Edwin Kirk receives a letter from David White and an enclosure from the Director of the United States Geological Survey stating that Edwin Kirk's work is necessary and should be classified as "war work."
William Kirk writes to his brother, Nathan Allen Kirk (1849-1916), the father of Edwin Kirk, about his travels westward, the cost of food, Indians, water and mining, and his prospects of finding gold.
Letters are written from the beginning of the war and continue until after General Robert E. Lee's death.
October 14, 1862 Mary Custis Lee writes to Mrs. Margaret Harvie Dickins about the government seizing properties. She is concerned that Mrs. Dickins' father-in-law, Francis Asbury Dickins will lose his office in [Arlington].
June 27, Mary Custis Lee to Mrs. Margaret Harvie Dickins about the arrest of her husband, Francis A. Dickins, and mentions that so far they are safe in their home.
News clipping sent by Mary Custis Lee to Mrs. Dickins about the Battle of Bethel Church, titled "Another Report from Col. Hill" [Colonel D. H. Hill].
Margaret Harvie Dickins writes a letter to Mary Custis Lee describing the Northern soldiers coming to her home to search for her husband, Francis Asbury Dickins.
March 3, 1869, there is a news clipping titled, "The Washington Family Relics Formerly at Arlington" which is about a resolution before Congress seeking that the Government return the relics to the Lee family.
July 19, 1870 Mrs. A. M. Fitzhugh to Mrs. Margaret Harvie Dickins about visiting General Robert E. Lee at Mrs. Fitzhugh's house. Mrs. Fitzhugh writes, "General Lee arrived this morning before breakfast. He seems rather cheerful . . ." Mrs. Dickins writes on the back of this letter, "I spent Thursday at Ravensworth with General Robert E. Lee. He looks well and it was so delightful to be an inmate with him in a charming house. He was in fine spirits, elegant and courteous in his manners, and told many interesting incidents of the war." July 24, 1870.
On October 29, 1870 Mrs. Margaret Harvie Dickins writes a letter of condolence to Mary Custis Lee on the death of her husband, General Robert E. Lee. She also mentions the government's obligation to return the Lee family property.
[December 8, 1870] a letter from Mrs. Mary Custis Lee to Mrs. Dickins inviting her son, Frank Dickins, to spend Christmas with the Lee family in Lexington and she also mentions that her son, Custis has accepted the Presidency of Washington College which will enable her to remain in her home.
April 13, 1866 C. W. H. Lewis, Secretary and Aid-de-Camp to T. G. Peyton, Esq. advising that "the Attorney General informed Governor Pierpoint that in no case would the President act on the case of a party who was voluntarily absent from the United States.

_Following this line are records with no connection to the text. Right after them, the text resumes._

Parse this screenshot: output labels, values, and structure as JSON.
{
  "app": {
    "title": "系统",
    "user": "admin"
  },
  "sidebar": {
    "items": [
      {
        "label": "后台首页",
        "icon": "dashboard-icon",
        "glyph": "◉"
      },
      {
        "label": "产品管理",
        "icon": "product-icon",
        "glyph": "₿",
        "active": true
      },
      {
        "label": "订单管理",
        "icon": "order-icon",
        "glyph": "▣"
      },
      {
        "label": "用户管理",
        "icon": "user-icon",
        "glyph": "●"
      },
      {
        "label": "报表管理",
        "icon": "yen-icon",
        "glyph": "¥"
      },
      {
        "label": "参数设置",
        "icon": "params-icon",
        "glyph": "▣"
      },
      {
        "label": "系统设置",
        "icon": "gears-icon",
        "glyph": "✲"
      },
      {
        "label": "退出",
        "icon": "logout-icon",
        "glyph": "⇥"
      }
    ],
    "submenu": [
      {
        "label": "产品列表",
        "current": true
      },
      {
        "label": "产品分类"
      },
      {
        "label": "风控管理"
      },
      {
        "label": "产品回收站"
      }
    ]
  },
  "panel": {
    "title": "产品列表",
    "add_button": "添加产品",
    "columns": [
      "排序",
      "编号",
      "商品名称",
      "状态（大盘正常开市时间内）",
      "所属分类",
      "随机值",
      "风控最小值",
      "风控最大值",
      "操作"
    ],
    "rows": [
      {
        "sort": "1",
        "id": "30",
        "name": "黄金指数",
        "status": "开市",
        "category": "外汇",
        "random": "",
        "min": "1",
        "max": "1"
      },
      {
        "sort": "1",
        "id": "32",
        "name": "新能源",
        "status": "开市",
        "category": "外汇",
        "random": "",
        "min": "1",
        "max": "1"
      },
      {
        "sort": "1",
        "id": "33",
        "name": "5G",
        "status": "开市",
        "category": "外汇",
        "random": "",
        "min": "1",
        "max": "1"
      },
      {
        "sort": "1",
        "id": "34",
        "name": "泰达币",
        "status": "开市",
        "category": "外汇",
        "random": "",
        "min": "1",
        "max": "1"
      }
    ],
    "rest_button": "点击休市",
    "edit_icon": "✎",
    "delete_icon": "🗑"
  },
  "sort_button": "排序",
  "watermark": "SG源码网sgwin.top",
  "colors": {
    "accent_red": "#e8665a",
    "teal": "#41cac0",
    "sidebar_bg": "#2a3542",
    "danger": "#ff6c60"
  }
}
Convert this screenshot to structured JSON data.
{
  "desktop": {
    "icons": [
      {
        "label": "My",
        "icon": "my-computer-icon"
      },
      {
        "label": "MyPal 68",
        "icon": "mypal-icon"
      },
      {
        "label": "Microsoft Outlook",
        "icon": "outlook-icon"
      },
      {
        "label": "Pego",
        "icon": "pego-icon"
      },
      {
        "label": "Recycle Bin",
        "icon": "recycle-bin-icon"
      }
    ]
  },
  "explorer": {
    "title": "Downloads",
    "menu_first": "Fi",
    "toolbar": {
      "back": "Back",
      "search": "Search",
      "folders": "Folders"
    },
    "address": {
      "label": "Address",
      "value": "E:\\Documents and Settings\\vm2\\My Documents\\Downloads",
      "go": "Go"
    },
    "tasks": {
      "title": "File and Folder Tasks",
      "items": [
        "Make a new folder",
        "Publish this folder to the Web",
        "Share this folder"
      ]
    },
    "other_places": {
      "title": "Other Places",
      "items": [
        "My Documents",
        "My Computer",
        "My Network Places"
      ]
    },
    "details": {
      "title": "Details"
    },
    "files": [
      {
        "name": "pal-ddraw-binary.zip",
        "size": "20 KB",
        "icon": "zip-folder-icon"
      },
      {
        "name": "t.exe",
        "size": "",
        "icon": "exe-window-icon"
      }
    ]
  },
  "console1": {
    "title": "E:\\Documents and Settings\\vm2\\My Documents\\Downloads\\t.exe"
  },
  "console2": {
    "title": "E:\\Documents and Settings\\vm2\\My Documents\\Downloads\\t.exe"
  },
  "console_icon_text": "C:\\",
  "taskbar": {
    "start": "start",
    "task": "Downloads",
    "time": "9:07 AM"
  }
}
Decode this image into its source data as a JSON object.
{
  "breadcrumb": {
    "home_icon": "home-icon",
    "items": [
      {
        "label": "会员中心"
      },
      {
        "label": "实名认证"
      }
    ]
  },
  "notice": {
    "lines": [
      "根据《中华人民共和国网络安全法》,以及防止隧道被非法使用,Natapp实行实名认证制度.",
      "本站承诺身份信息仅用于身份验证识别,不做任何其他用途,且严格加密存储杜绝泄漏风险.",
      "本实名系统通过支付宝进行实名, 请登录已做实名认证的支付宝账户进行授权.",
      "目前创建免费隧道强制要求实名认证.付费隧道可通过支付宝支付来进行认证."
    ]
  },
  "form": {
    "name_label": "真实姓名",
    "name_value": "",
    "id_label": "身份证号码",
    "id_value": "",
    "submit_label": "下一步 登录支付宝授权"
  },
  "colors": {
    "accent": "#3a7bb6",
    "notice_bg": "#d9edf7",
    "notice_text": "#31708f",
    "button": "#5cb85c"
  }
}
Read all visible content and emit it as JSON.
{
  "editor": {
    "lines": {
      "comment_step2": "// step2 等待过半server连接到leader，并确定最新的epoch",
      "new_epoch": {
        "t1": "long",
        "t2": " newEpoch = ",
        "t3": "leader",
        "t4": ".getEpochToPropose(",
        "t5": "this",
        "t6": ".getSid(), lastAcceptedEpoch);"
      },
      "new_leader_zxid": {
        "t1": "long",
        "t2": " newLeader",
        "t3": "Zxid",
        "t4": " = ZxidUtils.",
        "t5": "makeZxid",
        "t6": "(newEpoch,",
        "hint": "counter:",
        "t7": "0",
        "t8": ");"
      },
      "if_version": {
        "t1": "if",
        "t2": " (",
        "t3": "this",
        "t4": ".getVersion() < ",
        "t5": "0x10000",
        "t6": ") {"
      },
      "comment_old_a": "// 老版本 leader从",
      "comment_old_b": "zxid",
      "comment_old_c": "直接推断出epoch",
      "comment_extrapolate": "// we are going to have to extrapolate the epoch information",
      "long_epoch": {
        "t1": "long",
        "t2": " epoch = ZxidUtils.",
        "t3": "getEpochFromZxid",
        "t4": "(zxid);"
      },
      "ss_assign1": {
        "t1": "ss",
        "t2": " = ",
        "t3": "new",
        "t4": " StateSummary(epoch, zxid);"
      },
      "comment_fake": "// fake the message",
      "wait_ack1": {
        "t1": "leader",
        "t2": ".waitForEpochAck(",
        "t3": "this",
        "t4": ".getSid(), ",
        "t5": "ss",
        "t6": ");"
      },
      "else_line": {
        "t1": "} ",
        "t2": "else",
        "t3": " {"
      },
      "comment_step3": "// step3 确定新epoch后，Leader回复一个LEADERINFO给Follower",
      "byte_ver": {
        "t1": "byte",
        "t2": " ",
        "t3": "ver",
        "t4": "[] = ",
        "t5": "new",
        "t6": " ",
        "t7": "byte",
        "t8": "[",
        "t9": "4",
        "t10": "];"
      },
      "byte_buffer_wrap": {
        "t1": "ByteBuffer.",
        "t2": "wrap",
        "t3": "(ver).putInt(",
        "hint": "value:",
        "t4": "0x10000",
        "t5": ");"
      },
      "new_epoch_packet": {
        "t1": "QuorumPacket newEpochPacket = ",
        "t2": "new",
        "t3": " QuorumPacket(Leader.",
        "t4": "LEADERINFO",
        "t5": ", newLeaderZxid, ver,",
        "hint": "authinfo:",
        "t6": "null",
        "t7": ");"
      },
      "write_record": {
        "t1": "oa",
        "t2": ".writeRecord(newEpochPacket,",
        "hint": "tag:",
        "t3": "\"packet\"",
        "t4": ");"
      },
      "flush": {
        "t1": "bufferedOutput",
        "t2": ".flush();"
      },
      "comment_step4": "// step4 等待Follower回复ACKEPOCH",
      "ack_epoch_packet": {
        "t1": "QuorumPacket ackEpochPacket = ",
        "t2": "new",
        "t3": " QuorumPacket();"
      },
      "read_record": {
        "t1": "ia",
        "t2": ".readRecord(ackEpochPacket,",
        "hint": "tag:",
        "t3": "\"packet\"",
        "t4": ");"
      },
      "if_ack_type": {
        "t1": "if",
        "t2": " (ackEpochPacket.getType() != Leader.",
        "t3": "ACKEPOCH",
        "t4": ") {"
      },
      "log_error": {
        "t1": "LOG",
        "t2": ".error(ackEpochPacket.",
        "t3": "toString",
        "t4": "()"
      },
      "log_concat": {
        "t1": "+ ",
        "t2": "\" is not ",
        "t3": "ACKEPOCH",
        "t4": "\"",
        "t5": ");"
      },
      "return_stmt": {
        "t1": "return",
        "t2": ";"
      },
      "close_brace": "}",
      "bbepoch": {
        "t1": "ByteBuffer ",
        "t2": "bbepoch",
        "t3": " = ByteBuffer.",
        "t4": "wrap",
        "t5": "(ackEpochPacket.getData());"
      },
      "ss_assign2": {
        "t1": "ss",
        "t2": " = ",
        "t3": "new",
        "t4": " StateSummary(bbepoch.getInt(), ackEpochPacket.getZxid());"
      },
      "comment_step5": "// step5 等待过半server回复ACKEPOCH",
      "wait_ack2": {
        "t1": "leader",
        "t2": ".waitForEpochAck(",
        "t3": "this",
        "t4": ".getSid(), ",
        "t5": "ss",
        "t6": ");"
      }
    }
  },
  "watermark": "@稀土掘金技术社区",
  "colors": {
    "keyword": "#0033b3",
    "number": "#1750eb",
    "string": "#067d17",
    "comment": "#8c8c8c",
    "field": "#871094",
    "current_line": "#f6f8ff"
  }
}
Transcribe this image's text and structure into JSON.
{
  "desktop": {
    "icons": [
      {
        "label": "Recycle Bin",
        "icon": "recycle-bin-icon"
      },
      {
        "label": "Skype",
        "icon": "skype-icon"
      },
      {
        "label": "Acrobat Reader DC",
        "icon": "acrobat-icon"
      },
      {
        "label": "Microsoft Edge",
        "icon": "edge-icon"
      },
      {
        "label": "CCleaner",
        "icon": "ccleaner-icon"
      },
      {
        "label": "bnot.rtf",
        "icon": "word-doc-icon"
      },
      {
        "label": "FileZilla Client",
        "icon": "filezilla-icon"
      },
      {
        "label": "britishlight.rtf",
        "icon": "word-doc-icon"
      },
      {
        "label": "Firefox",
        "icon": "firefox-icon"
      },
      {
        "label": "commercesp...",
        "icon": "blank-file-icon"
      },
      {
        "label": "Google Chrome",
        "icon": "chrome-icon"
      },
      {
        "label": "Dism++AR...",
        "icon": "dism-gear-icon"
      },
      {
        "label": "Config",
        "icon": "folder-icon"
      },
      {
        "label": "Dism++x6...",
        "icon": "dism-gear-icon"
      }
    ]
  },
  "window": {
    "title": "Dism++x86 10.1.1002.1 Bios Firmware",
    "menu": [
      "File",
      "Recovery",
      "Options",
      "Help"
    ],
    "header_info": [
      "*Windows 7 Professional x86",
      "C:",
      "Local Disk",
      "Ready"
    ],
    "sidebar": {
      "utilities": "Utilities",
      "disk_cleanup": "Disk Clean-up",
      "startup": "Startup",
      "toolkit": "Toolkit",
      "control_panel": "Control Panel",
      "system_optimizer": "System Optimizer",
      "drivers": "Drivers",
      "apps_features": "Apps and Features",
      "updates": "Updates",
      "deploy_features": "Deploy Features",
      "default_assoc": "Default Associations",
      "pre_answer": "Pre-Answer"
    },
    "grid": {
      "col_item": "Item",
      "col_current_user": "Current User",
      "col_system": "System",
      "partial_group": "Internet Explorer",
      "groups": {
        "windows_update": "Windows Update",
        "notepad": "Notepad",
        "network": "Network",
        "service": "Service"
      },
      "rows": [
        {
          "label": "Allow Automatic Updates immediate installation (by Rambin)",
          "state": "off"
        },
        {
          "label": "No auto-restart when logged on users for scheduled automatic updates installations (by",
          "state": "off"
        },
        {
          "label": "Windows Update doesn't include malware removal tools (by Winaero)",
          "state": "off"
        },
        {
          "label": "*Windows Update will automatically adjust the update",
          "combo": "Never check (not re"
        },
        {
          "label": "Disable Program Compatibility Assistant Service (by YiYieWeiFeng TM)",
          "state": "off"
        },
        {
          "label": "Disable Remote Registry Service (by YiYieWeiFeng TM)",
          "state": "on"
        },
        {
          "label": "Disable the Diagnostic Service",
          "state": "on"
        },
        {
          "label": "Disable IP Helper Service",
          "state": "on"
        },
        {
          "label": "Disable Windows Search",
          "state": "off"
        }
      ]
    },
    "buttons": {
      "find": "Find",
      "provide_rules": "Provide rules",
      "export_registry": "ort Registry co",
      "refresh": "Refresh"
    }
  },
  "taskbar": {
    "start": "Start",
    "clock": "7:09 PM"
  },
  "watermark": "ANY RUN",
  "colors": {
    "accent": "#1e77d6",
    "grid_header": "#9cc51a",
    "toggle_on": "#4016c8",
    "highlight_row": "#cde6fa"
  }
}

But from the interview, Governor Pierpoint is satisfied that upon Mr. Randolph's returning & reporting at Washington to the President, he will be at once permitted to return to his home in Richmond."
June 28, 1866 George Wythe Randolph to his niece Cary Anne Ruffin about the small conditions of his apartment in Paris, the cost of meals, and the embarrassing conversation of fashion and gossip between his wife and his nephew, Jefferson Coolidge, United States Minister to France. He also mentions that Arthur and Ellen Coolidge are at Vichy.
 George Wythe Randolph writes to his wife, Mary about his desire to come home and tries to allay her fears that he will be arrested. He is very concerned about his finances if he continues to stay abroad and writes that "I had rather be a prisoner than a beggar."
May 15, 1868 Mrs. Margaret Harvie Dickins to her daughter, Harriot Wilson Dickins Wight.
n. d. A postcard from E. B. Squibb, and instructions for varnishing furniture.
Notes on the finances of Theodora Wight Keim, and broadsides promoting her as a singer and music teacher.